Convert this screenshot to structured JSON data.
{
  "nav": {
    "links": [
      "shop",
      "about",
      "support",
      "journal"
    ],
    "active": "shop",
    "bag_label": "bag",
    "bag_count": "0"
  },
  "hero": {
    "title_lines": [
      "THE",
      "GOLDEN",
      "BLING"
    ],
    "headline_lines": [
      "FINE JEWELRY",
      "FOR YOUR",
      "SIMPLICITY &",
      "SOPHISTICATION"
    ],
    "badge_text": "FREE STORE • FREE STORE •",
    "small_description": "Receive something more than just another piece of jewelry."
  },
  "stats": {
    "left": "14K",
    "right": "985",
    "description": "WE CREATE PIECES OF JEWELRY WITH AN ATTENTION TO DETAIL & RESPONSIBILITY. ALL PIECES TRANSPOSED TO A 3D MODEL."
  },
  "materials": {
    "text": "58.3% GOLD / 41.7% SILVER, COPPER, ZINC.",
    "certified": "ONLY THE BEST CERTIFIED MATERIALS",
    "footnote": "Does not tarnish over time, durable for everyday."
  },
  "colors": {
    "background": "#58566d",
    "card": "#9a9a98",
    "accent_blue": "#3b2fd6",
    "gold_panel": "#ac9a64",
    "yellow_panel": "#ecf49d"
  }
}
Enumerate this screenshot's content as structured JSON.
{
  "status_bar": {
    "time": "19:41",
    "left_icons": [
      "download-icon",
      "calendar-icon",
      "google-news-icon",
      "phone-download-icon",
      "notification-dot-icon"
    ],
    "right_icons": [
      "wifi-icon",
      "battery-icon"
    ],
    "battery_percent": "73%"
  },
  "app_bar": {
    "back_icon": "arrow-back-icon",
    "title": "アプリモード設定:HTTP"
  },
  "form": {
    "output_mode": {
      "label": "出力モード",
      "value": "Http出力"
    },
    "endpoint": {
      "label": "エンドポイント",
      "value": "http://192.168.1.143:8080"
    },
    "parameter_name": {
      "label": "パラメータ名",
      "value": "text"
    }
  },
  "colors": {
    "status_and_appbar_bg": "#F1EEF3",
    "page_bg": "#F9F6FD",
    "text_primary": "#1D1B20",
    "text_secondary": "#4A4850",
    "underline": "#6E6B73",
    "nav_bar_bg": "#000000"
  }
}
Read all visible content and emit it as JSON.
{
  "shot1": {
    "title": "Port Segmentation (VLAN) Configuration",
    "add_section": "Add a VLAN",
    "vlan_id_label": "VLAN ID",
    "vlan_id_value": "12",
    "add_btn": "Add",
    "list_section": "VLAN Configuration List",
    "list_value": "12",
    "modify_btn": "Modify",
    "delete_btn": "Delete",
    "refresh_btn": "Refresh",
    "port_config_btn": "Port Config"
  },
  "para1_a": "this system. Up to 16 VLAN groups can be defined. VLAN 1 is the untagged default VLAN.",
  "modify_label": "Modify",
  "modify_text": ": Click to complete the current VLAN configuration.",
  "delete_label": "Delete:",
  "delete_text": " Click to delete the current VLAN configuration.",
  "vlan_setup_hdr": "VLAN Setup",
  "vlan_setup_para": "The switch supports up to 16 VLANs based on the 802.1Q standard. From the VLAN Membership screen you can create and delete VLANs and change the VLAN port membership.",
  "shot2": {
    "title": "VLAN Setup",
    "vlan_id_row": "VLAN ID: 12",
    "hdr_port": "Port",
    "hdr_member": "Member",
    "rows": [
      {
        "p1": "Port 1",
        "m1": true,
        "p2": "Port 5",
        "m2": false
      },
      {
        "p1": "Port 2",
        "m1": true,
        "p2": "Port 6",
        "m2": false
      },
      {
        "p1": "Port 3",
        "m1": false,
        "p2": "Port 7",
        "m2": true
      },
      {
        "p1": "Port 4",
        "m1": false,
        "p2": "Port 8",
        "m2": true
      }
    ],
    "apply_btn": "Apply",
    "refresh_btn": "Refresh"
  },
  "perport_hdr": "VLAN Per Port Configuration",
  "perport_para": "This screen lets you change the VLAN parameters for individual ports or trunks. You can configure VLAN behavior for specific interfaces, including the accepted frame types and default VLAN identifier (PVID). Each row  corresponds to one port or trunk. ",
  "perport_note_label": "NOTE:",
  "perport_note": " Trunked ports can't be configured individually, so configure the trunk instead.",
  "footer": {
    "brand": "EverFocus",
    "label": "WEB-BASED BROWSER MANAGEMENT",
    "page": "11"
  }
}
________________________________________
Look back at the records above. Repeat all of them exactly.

Convert this screenshot to structured JSON data.
{
  "nav": {
    "links": [
      "shop",
      "about",
      "support",
      "journal"
    ],
    "active": "shop",
    "bag_label": "bag",
    "bag_count": "0"
  },
  "hero": {
    "title_lines": [
      "THE",
      "GOLDEN",
      "BLING"
    ],
    "headline_lines": [
      "FINE JEWELRY",
      "FOR YOUR",
      "SIMPLICITY &",
      "SOPHISTICATION"
    ],
    "badge_text": "FREE STORE • FREE STORE •",
    "small_description": "Receive something more than just another piece of jewelry."
  },
  "stats": {
    "left": "14K",
    "right": "985",
    "description": "WE CREATE PIECES OF JEWELRY WITH AN ATTENTION TO DETAIL & RESPONSIBILITY. ALL PIECES TRANSPOSED TO A 3D MODEL."
  },
  "materials": {
    "text": "58.3% GOLD / 41.7% SILVER, COPPER, ZINC.",
    "certified": "ONLY THE BEST CERTIFIED MATERIALS",
    "footnote": "Does not tarnish over time, durable for everyday."
  },
  "colors": {
    "background": "#58566d",
    "card": "#9a9a98",
    "accent_blue": "#3b2fd6",
    "gold_panel": "#ac9a64",
    "yellow_panel": "#ecf49d"
  }
}
Enumerate this screenshot's content as structured JSON.
{
  "status_bar": {
    "time": "19:41",
    "left_icons": [
      "download-icon",
      "calendar-icon",
      "google-news-icon",
      "phone-download-icon",
      "notification-dot-icon"
    ],
    "right_icons": [
      "wifi-icon",
      "battery-icon"
    ],
    "battery_percent": "73%"
  },
  "app_bar": {
    "back_icon": "arrow-back-icon",
    "title": "アプリモード設定:HTTP"
  },
  "form": {
    "output_mode": {
      "label": "出力モード",
      "value": "Http出力"
    },
    "endpoint": {
      "label": "エンドポイント",
      "value": "http://192.168.1.143:8080"
    },
    "parameter_name": {
      "label": "パラメータ名",
      "value": "text"
    }
  },
  "colors": {
    "status_and_appbar_bg": "#F1EEF3",
    "page_bg": "#F9F6FD",
    "text_primary": "#1D1B20",
    "text_secondary": "#4A4850",
    "underline": "#6E6B73",
    "nav_bar_bg": "#000000"
  }
}
Read all visible content and emit it as JSON.
{
  "shot1": {
    "title": "Port Segmentation (VLAN) Configuration",
    "add_section": "Add a VLAN",
    "vlan_id_label": "VLAN ID",
    "vlan_id_value": "12",
    "add_btn": "Add",
    "list_section": "VLAN Configuration List",
    "list_value": "12",
    "modify_btn": "Modify",
    "delete_btn": "Delete",
    "refresh_btn": "Refresh",
    "port_config_btn": "Port Config"
  },
  "para1_a": "this system. Up to 16 VLAN groups can be defined. VLAN 1 is the untagged default VLAN.",
  "modify_label": "Modify",
  "modify_text": ": Click to complete the current VLAN configuration.",
  "delete_label": "Delete:",
  "delete_text": " Click to delete the current VLAN configuration.",
  "vlan_setup_hdr": "VLAN Setup",
  "vlan_setup_para": "The switch supports up to 16 VLANs based on the 802.1Q standard. From the VLAN Membership screen you can create and delete VLANs and change the VLAN port membership.",
  "shot2": {
    "title": "VLAN Setup",
    "vlan_id_row": "VLAN ID: 12",
    "hdr_port": "Port",
    "hdr_member": "Member",
    "rows": [
      {
        "p1": "Port 1",
        "m1": true,
        "p2": "Port 5",
        "m2": false
      },
      {
        "p1": "Port 2",
        "m1": true,
        "p2": "Port 6",
        "m2": false
      },
      {
        "p1": "Port 3",
        "m1": false,
        "p2": "Port 7",
        "m2": true
      },
      {
        "p1": "Port 4",
        "m1": false,
        "p2": "Port 8",
        "m2": true
      }
    ],
    "apply_btn": "Apply",
    "refresh_btn": "Refresh"
  },
  "perport_hdr": "VLAN Per Port Configuration",
  "perport_para": "This screen lets you change the VLAN parameters for individual ports or trunks. You can configure VLAN behavior for specific interfaces, including the accepted frame types and default VLAN identifier (PVID). Each row  corresponds to one port or trunk. ",
  "perport_note_label": "NOTE:",
  "perport_note": " Trunked ports can't be configured individually, so configure the trunk instead.",
  "footer": {
    "brand": "EverFocus",
    "label": "WEB-BASED BROWSER MANAGEMENT",
    "page": "11"
  }
}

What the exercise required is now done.